“Being happy or unhappy – is that really the most important thing? Knowing the truth would be a different kind of happiness – a more satisfying kind, I think, even if it turned out to be a sad kind.” Read more quotes here.
For more on Ira Levin, click here.
For the last month or so there has been a display up in the fiction section of the Moline Public Library entitled “Top Books People Only Pretend to Have Read.” It’s gone surprisingly well – people have been taking books off of it and everything! So, I decided to expand to the World Wide Web.

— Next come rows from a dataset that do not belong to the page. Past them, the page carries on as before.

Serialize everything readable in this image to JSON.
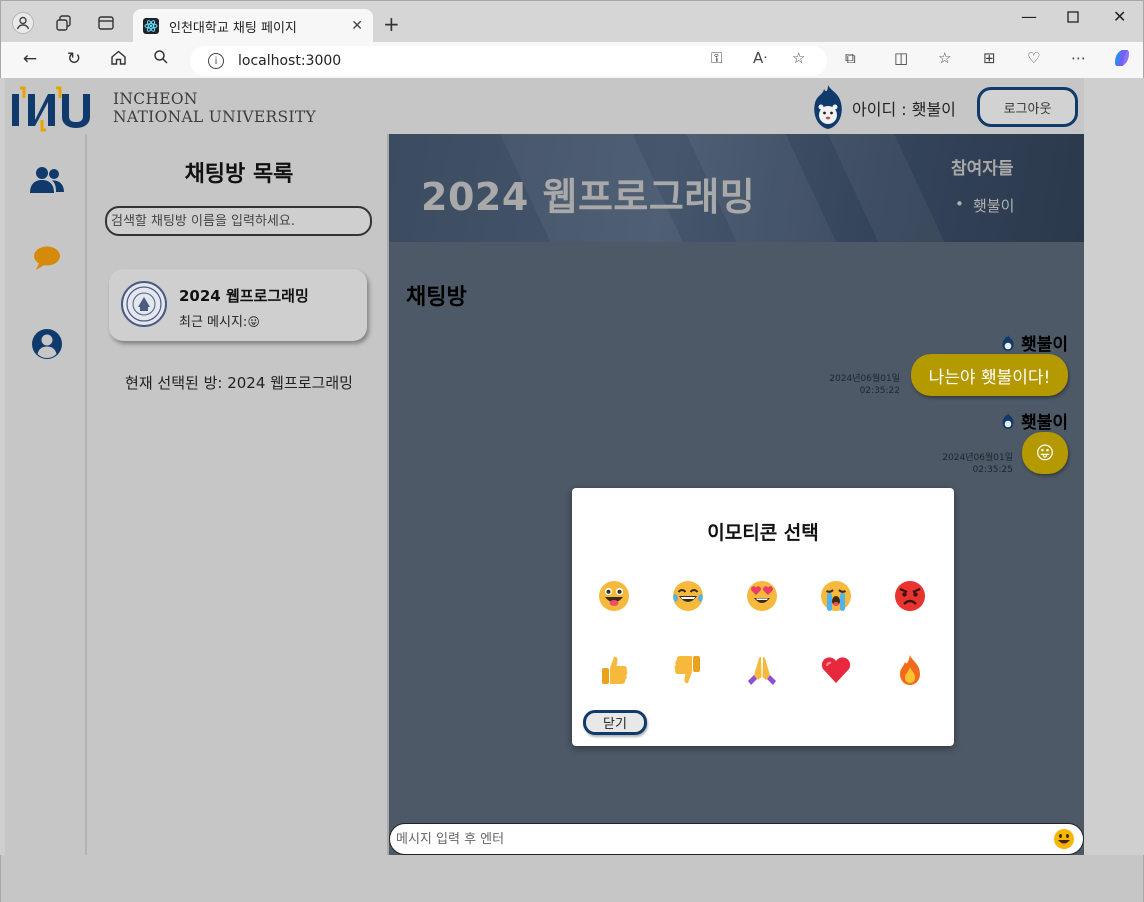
{
  "browser": {
    "tab_title": "인천대학교 채팅 페이지",
    "url": "localhost:3000"
  },
  "header": {
    "logo_line1": "INCHEON",
    "logo_line2": "NATIONAL UNIVERSITY",
    "user_id_label": "아이디 : 횃불이",
    "logout_label": "로그아웃"
  },
  "sidebar": {
    "items": [
      {
        "icon": "users-icon"
      },
      {
        "icon": "chat-bubble-icon"
      },
      {
        "icon": "user-profile-icon"
      }
    ]
  },
  "room_list": {
    "title": "채팅방 목록",
    "search_placeholder": "검색할 채팅방 이름을 입력하세요.",
    "rooms": [
      {
        "name": "2024 웹프로그래밍",
        "last_message_label": "최근 메시지:",
        "last_message_emoji": "😛"
      }
    ],
    "selected_label": "현재 선택된 방: 2024 웹프로그래밍"
  },
  "chat": {
    "banner_title": "2024 웹프로그래밍",
    "participants_title": "참여자들",
    "participants": [
      "횃불이"
    ],
    "heading": "채팅방",
    "messages": [
      {
        "sender": "횃불이",
        "text": "나는야 횃불이다!",
        "date": "2024년06월01일",
        "time": "02:35:22"
      },
      {
        "sender": "횃불이",
        "text": "😛",
        "date": "2024년06월01일",
        "time": "02:35:25"
      }
    ],
    "input_placeholder": "메시지 입력 후 엔터"
  },
  "emoji_modal": {
    "title": "이모티콘 선택",
    "emojis": [
      "😛",
      "😂",
      "😍",
      "😭",
      "😡",
      "👍",
      "👎",
      "🙏",
      "❤️",
      "🔥"
    ],
    "close_label": "닫기"
  },
  "colors": {
    "brand_navy": "#0f3a6b",
    "bubble": "#b49a00",
    "chat_bg": "#4d5966",
    "page_bg": "#c6c6c6"
  }
}
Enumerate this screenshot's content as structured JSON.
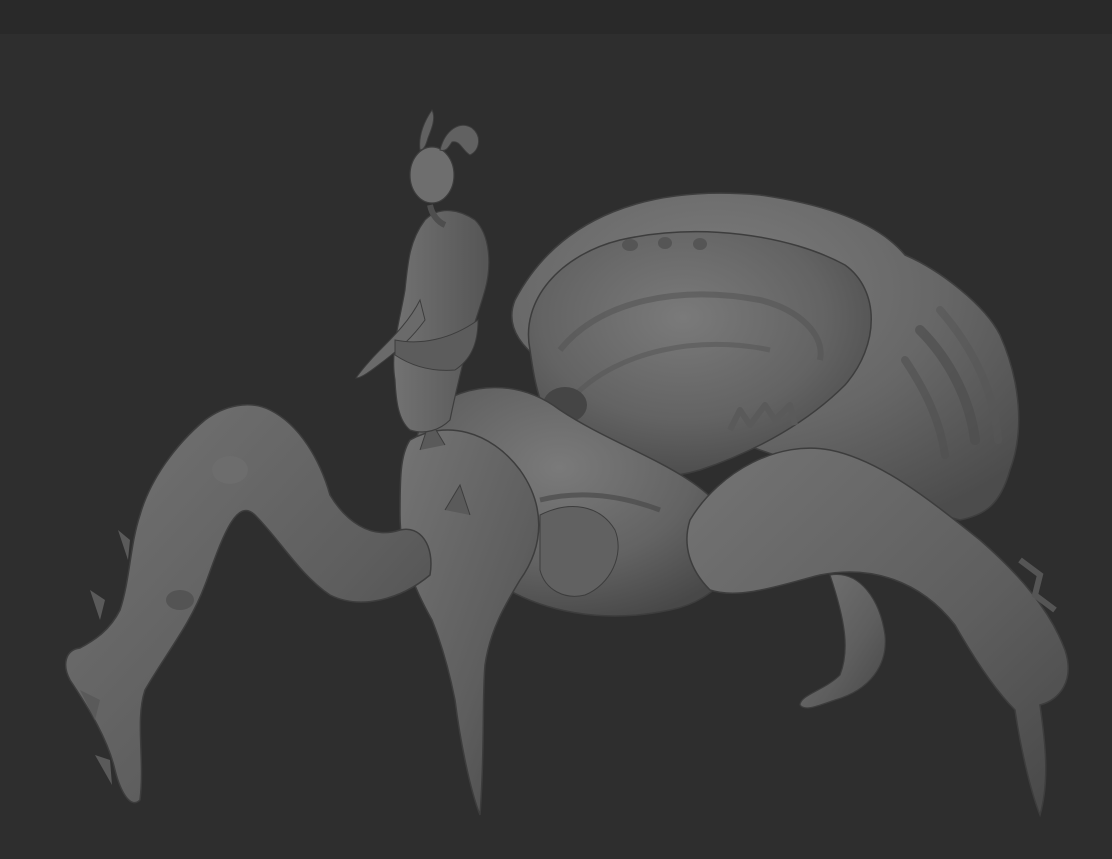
{
  "app": {
    "title": "",
    "background_color": "#2e2e2e",
    "topbar_color": "#292929"
  },
  "viewport": {
    "subject": "sculpted-creature-model",
    "material_color": "#6b6b6b",
    "shadow_color": "#4a4a4a",
    "highlight_color": "#8a8a8a"
  }
}
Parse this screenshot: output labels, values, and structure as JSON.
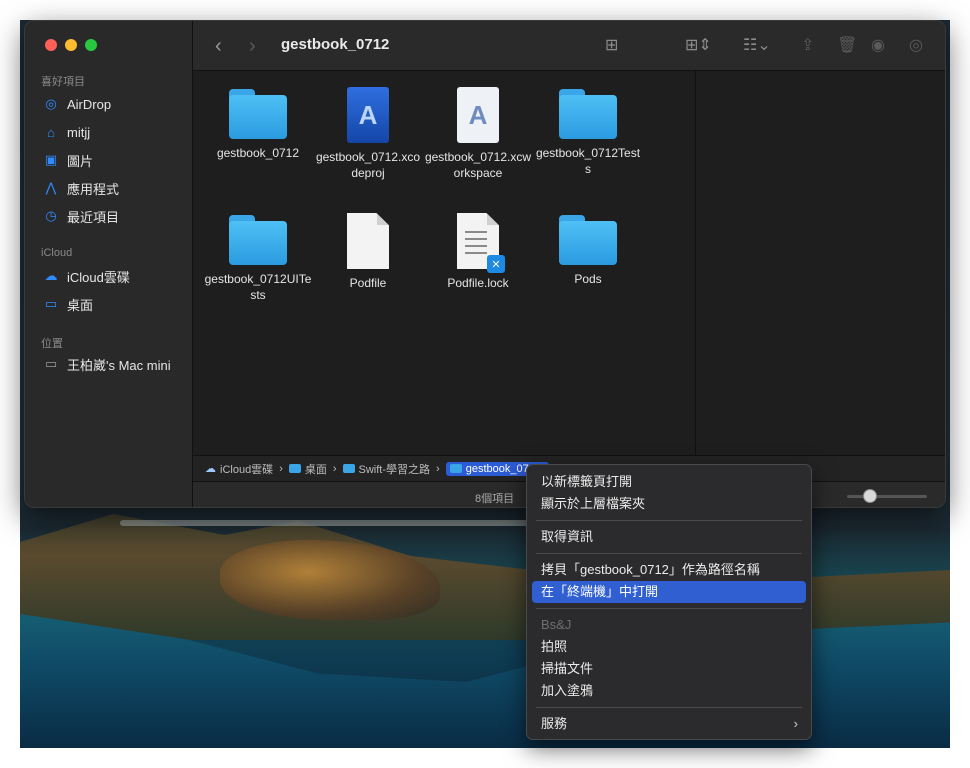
{
  "window": {
    "title": "gestbook_0712"
  },
  "sidebar": {
    "favorites_label": "喜好項目",
    "favorites": [
      {
        "label": "AirDrop",
        "icon": "airdrop-icon"
      },
      {
        "label": "mitjj",
        "icon": "home-icon"
      },
      {
        "label": "圖片",
        "icon": "photos-icon"
      },
      {
        "label": "應用程式",
        "icon": "applications-icon"
      },
      {
        "label": "最近項目",
        "icon": "recents-icon"
      }
    ],
    "icloud_label": "iCloud",
    "icloud": [
      {
        "label": "iCloud雲碟",
        "icon": "cloud-icon"
      },
      {
        "label": "桌面",
        "icon": "desktop-icon"
      }
    ],
    "locations_label": "位置",
    "locations": [
      {
        "label": "王柏崴's Mac mini",
        "icon": "computer-icon"
      }
    ]
  },
  "files": [
    {
      "name": "gestbook_0712",
      "kind": "folder"
    },
    {
      "name": "gestbook_0712.xcodeproj",
      "kind": "xcodeproj"
    },
    {
      "name": "gestbook_0712.xcworkspace",
      "kind": "xcworkspace"
    },
    {
      "name": "gestbook_0712Tests",
      "kind": "folder"
    },
    {
      "name": "gestbook_0712UITests",
      "kind": "folder"
    },
    {
      "name": "Podfile",
      "kind": "document"
    },
    {
      "name": "Podfile.lock",
      "kind": "vscode-document"
    },
    {
      "name": "Pods",
      "kind": "folder"
    }
  ],
  "pathbar": {
    "crumbs": [
      "iCloud雲碟",
      "桌面",
      "Swift-學習之路",
      "gestbook_0712"
    ]
  },
  "status": {
    "item_count": "8個項目"
  },
  "context_menu": {
    "items": [
      "以新標籤頁打開",
      "顯示於上層檔案夾",
      "取得資訊",
      "拷貝「gestbook_0712」作為路徑名稱",
      "在「終端機」中打開",
      "Bs&J",
      "拍照",
      "掃描文件",
      "加入塗鴉",
      "服務"
    ],
    "highlighted": "在「終端機」中打開"
  },
  "colors": {
    "accent": "#2f5fd1",
    "folder_blue": "#3aa6e8"
  }
}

It began when staff stumbled upon a few articles online on the topic (sites included BuzzFeed, the Federalist, the Huffington Post, The Telegraph (UK) and io9, to name a few). So we compiled a list and pulled them for the display. Most of them are things you would probably expect – long-winded classics with dense language, most of the angsty Russians, just about everything by Dickens, things that “they” tried to make you read in high school, stuff like that. There were a few surprises though, with Harry Potter, The Lord of the Rings and the Fifty Shades series all on the list as well. In fact, here is a link to a quick, non-comprehensive list compiled from some of the sites listed above: Lies.
You may be asking, “Who lies about reading a book?” Well, according to a British study cited by thewire.com, over 60% of people questioned admit to lying about reading a book.
“But why?” you ask. First, I think that you are trying too hard to not look like you are one of the people who lie about what they read. All the questions make you seem suspicious, that’s all I’m saying. Second, according to the study, it is mostly just to impress people with how intelligent they are. I think that, with our friends, Harry Potter, Frodo, and Mr. Grey, on the list, we can also safely add being part of the crowd – not wanting to feel like to only person who hasn’t read something – to the list.
If you hurry we might still be open!
If not, don’t panic. We will re-open at 9am (unless it’s Sunday).
It’s all about the dinosaurs. Indirectly.
It was on this day, (fictitious) August 18, in the early years of the 20th century that the bearded dynamo, Professor Challenger (perhaps the third most famous protagonist created by Sir Arthur Conan Doyle, behind a certain famous detective and his doctor friend) first discovered The Lost World atop a high plateau in the middle of the Amazon rain forest. And what did he find there? Actually, all manner of ridiculous things, but chief among them – DINOSAURS! Most of them did not want to be friends.
Coincidentally, (fictitious) August 18 is also the day that the devious Dennis Nedry sabotaged the computer system at the newly-created, island theme park, Jurassic Park (in Jurassic Park the novel, not the movie – August apparently wasn’t Hollywood enough so they changed it to June), leading to the escape of several of the park’s residents – which would happen to be DINOSAURS! Most of them didn’t want to be friends either.
It turns out, dinosaurs, at least the meat-eaters, not terribly nice.
So, avoid any remote islands or isolated rain forest plateaus that might attract or harbor otherwise extinct animals today. There are much easier ways to get your hands on dinosaurs anyway. Like in books. Now, if I only knew where you could go for those…